Exercise goal: Whenever a line in the data below includes the string "arrow", copy it out.

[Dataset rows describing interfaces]
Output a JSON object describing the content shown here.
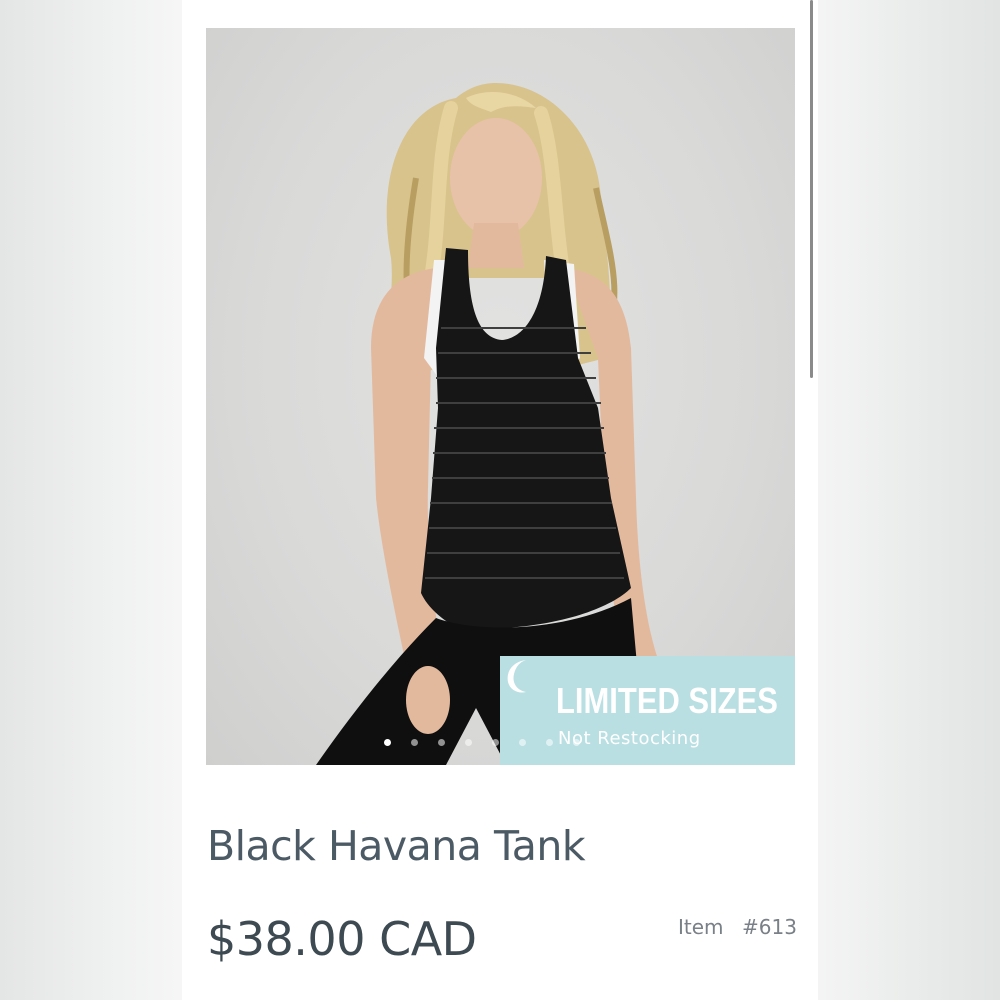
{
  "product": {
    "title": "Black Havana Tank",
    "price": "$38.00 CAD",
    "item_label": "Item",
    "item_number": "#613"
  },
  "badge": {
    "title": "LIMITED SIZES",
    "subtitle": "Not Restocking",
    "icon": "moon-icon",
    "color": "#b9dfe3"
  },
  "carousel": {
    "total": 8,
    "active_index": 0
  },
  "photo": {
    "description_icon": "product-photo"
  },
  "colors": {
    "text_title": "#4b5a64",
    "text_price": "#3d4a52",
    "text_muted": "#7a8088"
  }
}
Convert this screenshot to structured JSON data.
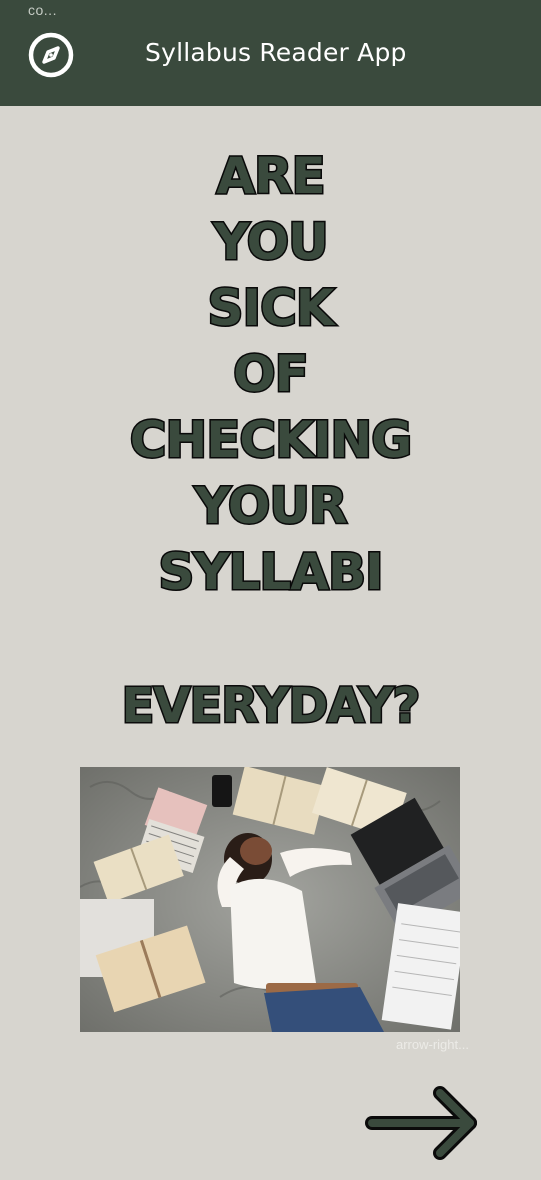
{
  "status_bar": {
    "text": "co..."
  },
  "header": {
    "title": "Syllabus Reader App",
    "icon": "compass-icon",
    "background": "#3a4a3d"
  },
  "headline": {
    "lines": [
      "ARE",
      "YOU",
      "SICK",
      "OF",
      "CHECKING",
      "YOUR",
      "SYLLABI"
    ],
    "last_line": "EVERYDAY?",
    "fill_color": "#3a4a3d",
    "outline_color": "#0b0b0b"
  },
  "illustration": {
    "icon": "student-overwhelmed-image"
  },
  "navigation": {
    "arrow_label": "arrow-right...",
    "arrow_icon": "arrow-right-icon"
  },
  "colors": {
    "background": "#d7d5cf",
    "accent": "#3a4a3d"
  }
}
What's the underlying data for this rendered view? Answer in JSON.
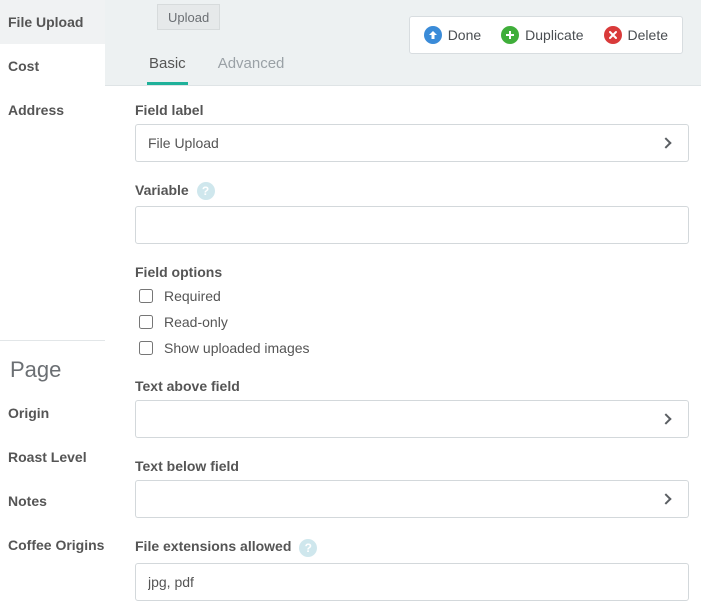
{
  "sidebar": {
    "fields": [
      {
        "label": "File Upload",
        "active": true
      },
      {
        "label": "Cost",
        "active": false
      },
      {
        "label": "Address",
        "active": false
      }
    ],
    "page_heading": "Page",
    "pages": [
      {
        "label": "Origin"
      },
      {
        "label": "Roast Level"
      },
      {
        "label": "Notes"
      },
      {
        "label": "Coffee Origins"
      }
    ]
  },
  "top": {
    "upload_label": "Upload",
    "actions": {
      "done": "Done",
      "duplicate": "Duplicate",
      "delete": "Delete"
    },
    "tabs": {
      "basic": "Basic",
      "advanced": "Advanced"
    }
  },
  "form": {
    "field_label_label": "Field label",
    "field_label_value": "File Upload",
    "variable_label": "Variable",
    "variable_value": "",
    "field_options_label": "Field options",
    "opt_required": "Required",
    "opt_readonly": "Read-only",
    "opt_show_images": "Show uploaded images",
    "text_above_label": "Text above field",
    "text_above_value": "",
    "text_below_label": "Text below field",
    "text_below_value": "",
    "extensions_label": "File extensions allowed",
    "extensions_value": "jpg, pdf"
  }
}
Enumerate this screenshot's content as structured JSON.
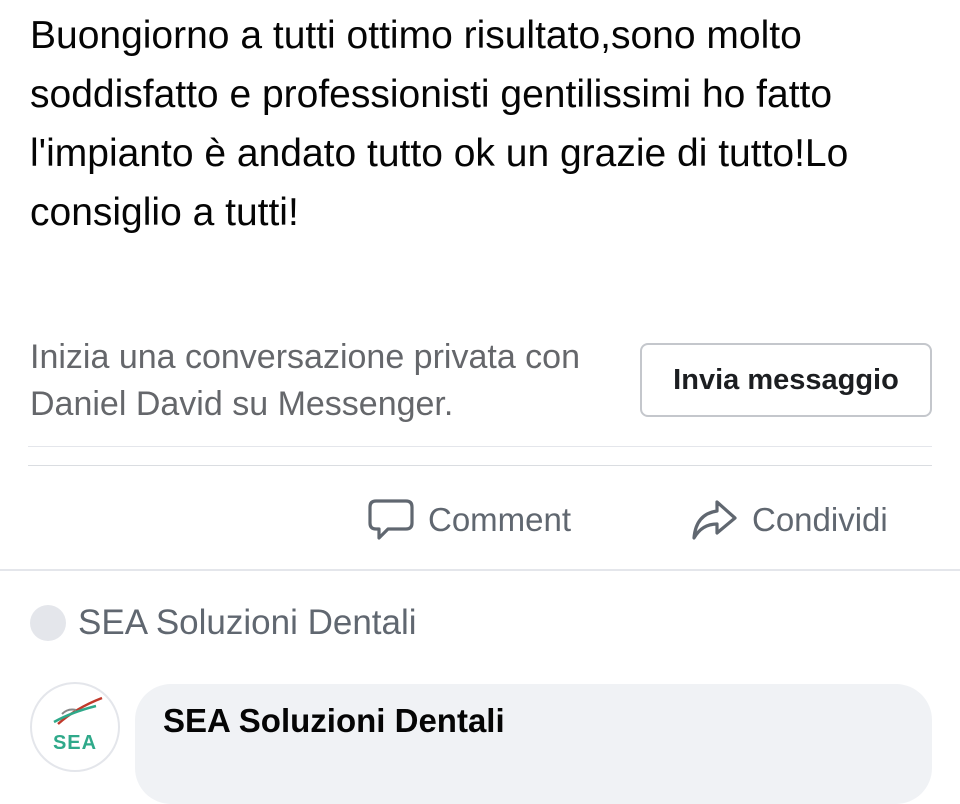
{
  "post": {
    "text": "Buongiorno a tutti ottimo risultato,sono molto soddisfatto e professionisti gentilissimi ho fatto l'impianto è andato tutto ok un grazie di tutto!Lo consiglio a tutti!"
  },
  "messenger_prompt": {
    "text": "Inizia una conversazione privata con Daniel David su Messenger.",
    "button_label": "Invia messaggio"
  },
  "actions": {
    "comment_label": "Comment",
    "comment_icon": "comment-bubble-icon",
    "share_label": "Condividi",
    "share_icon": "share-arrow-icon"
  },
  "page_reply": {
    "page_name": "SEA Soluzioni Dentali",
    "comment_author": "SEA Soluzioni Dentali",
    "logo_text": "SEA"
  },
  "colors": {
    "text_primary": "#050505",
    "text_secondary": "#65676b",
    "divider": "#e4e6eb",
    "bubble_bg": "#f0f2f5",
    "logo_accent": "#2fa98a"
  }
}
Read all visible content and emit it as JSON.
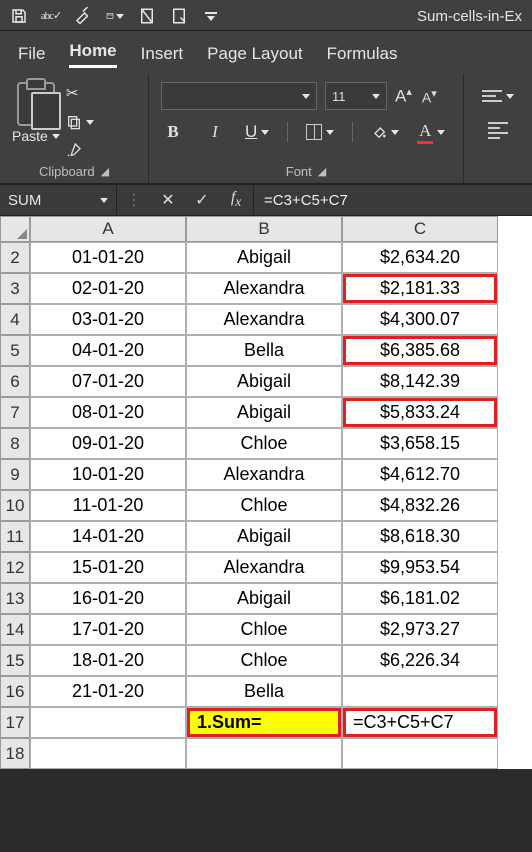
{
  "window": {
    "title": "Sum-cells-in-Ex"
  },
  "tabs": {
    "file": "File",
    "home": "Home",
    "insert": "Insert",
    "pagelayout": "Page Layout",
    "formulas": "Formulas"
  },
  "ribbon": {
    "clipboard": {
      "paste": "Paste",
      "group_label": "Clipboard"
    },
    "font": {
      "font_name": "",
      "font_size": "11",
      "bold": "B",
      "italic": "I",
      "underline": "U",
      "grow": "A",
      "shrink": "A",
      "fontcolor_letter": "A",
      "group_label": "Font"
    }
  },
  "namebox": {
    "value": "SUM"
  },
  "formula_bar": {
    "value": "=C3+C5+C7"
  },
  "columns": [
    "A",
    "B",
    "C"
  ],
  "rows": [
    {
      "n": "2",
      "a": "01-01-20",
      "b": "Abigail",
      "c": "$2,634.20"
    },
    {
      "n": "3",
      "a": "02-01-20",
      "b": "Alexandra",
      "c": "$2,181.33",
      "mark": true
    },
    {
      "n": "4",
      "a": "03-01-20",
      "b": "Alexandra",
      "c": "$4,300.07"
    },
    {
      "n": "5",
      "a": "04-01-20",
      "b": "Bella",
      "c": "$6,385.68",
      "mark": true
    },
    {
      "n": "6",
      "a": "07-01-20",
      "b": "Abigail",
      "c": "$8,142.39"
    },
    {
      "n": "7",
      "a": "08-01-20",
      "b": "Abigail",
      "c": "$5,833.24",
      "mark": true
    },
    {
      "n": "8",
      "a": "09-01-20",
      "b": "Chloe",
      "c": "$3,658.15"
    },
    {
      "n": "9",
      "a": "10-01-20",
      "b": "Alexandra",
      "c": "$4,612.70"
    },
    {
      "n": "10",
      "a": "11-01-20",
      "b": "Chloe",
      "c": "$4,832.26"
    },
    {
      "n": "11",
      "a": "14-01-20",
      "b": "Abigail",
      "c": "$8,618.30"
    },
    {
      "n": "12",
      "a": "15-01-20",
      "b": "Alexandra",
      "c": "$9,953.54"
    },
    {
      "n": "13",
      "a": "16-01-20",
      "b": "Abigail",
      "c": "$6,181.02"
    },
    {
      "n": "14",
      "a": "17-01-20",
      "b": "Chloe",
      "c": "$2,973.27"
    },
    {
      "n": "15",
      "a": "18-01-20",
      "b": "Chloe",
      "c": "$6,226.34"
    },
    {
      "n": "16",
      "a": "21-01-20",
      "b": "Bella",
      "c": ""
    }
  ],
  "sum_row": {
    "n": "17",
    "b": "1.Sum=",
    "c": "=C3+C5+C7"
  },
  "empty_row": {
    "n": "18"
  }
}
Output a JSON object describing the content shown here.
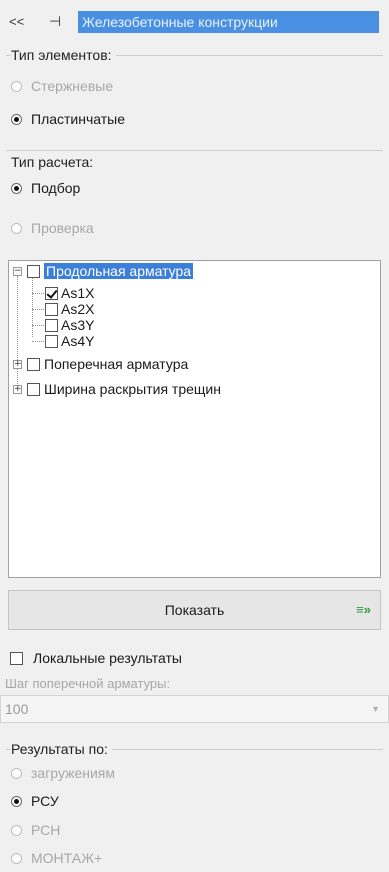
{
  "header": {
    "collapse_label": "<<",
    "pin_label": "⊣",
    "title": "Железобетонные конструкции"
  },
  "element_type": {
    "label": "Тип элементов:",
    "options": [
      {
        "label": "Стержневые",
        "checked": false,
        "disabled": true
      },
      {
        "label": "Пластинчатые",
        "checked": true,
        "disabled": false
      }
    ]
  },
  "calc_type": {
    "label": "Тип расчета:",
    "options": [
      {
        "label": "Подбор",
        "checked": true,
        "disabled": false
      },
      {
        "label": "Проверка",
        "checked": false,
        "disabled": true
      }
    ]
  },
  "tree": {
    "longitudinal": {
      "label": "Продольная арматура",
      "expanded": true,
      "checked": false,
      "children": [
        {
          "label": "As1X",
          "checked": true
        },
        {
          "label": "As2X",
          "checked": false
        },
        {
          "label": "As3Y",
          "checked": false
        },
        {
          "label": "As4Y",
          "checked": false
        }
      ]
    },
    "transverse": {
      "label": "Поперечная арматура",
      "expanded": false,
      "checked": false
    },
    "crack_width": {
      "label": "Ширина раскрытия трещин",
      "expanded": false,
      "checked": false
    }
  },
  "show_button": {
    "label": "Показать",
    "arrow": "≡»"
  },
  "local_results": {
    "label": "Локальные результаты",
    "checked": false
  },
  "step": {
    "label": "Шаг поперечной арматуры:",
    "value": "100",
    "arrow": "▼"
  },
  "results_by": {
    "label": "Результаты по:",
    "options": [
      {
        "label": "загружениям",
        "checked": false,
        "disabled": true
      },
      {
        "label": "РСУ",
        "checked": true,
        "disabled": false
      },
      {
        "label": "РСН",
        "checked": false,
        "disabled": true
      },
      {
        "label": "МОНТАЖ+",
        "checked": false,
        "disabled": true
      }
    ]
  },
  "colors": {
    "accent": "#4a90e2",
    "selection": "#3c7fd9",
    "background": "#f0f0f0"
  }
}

The answer:
    "arrow_label": "arrow-right...",
    "arrow_icon": "arrow-right-icon"
    "share_icon": "share-arrow-icon"
    "arrow": "≡»"
    "arrow": "▼"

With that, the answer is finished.